§ **Goal of the exercise**
Beginning with the line that holds "Give me the", set down each line of the data below through the very last, exactly as given, and nothing beyond that.

· · · · · · ·

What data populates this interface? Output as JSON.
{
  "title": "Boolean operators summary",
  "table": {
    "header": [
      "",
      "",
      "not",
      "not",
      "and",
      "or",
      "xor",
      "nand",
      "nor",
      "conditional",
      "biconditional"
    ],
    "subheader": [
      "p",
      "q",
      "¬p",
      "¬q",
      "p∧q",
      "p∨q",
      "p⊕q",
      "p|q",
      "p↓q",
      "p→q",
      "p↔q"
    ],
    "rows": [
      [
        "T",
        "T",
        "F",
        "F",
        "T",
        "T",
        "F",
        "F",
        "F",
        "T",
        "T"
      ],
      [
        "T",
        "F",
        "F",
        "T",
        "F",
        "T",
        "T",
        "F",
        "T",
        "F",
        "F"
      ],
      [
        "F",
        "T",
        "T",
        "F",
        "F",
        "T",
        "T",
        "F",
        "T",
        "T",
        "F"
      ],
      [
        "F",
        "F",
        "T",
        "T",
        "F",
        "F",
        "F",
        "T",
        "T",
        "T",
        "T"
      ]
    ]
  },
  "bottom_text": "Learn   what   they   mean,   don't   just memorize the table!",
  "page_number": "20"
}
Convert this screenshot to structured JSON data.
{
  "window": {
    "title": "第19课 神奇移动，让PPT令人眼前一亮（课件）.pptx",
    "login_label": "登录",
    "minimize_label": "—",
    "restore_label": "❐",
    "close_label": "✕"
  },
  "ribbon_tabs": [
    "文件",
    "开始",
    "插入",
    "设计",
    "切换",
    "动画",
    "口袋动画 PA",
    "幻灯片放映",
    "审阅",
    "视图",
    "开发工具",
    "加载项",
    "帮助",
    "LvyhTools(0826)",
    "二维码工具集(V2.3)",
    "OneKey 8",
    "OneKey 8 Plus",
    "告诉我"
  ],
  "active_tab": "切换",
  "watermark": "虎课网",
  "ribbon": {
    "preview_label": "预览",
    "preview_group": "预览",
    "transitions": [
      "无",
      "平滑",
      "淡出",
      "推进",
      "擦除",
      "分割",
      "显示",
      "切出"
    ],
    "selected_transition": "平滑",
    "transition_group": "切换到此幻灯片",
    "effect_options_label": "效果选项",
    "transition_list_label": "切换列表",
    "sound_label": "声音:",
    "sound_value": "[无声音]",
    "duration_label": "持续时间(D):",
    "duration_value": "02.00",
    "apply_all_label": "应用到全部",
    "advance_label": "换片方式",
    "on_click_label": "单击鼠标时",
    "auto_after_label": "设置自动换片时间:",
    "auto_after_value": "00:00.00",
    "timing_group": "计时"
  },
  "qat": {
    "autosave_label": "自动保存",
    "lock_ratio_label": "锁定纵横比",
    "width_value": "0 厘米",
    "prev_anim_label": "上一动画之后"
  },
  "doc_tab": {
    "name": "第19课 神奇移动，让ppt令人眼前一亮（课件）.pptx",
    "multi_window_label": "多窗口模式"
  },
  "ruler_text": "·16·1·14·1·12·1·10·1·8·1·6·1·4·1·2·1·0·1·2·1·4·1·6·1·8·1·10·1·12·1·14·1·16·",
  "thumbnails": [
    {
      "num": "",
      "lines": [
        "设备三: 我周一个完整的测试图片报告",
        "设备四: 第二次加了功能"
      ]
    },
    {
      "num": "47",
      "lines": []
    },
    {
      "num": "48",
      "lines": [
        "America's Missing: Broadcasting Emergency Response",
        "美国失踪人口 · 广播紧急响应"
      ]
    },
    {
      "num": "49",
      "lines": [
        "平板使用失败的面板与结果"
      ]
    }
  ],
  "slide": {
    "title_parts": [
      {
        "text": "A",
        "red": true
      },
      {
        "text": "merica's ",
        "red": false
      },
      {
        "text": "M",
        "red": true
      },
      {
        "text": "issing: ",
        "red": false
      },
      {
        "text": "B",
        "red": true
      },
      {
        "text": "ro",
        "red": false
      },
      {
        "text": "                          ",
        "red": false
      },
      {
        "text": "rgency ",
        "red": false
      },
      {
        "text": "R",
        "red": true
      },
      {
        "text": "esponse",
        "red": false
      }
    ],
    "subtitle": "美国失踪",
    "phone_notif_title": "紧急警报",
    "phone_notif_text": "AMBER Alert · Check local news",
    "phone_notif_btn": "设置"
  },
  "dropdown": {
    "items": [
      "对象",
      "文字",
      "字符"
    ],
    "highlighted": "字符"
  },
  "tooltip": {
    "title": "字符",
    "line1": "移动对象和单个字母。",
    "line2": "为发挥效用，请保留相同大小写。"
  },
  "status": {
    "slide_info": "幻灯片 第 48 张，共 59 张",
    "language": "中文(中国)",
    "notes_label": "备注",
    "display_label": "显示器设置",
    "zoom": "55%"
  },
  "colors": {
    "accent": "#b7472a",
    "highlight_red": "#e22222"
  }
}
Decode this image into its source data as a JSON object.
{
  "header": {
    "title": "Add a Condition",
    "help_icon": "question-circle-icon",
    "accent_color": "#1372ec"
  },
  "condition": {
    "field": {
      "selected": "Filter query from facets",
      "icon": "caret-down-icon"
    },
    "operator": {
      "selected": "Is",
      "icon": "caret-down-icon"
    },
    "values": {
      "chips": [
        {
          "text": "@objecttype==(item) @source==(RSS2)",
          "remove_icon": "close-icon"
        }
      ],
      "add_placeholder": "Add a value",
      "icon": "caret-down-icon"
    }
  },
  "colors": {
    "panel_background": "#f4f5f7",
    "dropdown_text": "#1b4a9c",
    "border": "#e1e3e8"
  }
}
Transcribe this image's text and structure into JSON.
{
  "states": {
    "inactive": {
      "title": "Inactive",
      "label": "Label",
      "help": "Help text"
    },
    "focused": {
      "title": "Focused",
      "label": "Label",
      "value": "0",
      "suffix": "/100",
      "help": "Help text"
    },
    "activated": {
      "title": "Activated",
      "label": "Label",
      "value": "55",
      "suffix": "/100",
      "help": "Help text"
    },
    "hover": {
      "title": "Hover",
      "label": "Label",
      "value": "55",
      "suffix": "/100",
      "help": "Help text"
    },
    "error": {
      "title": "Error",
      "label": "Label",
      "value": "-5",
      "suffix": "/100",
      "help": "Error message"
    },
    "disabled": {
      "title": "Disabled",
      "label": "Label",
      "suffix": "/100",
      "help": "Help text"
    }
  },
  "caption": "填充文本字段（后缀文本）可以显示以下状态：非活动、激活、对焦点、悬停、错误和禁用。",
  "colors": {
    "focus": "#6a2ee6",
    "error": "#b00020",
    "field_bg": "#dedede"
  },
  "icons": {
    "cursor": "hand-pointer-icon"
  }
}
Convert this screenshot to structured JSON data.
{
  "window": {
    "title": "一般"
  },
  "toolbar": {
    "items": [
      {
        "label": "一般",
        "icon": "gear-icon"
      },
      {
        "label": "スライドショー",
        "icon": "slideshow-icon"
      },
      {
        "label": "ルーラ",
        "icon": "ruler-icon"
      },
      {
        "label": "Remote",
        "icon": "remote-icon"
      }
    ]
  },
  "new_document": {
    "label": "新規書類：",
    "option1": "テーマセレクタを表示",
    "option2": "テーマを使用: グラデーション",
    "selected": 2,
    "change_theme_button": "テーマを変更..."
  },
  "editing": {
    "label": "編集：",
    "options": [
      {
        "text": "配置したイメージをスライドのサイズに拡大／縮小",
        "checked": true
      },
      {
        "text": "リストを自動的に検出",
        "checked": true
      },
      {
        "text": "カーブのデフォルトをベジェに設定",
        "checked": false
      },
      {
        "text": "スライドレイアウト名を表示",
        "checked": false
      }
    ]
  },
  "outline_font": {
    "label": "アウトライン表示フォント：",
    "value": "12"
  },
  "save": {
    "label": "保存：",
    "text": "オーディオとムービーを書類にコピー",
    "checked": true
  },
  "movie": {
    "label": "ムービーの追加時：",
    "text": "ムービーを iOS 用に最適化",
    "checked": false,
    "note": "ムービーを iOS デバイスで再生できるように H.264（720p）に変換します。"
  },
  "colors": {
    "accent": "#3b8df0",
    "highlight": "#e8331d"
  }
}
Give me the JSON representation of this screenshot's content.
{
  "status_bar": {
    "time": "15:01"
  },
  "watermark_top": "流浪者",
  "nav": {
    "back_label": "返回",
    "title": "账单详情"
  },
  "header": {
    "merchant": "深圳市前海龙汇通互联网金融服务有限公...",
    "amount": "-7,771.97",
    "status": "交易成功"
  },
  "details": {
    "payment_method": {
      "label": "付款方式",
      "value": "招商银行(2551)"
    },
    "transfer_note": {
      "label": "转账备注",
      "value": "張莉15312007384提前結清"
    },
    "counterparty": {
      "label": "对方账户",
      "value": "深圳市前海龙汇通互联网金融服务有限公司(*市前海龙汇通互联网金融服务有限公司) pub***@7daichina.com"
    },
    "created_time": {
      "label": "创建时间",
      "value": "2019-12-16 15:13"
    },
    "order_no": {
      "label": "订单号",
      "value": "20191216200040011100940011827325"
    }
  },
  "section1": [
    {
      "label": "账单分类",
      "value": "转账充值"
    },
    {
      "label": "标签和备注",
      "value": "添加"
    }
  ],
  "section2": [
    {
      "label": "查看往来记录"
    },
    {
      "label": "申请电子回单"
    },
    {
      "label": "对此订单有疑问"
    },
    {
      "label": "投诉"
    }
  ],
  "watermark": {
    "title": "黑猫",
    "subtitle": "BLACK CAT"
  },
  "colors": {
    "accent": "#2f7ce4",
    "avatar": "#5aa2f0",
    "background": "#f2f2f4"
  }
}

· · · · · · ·

§ **Task solution**
Give me the JSON representation of this screenshot's content.
{
  "status_bar": {
    "time": "15:01"
  },
  "watermark_top": "流浪者",
  "nav": {
    "back_label": "返回",
    "title": "账单详情"
  },
  "header": {
    "merchant": "深圳市前海龙汇通互联网金融服务有限公...",
    "amount": "-7,771.97",
    "status": "交易成功"
  },
  "details": {
    "payment_method": {
      "label": "付款方式",
      "value": "招商银行(2551)"
    },
    "transfer_note": {
      "label": "转账备注",
      "value": "張莉15312007384提前結清"
    },
    "counterparty": {
      "label": "对方账户",
      "value": "深圳市前海龙汇通互联网金融服务有限公司(*市前海龙汇通互联网金融服务有限公司) pub***@7daichina.com"
    },
    "created_time": {
      "label": "创建时间",
      "value": "2019-12-16 15:13"
    },
    "order_no": {
      "label": "订单号",
      "value": "20191216200040011100940011827325"
    }
  },
  "section1": [
    {
      "label": "账单分类",
      "value": "转账充值"
    },
    {
      "label": "标签和备注",
      "value": "添加"
    }
  ],
  "section2": [
    {
      "label": "查看往来记录"
    },
    {
      "label": "申请电子回单"
    },
    {
      "label": "对此订单有疑问"
    },
    {
      "label": "投诉"
    }
  ],
  "watermark": {
    "title": "黑猫",
    "subtitle": "BLACK CAT"
  },
  "colors": {
    "accent": "#2f7ce4",
    "avatar": "#5aa2f0",
    "background": "#f2f2f4"
  }
}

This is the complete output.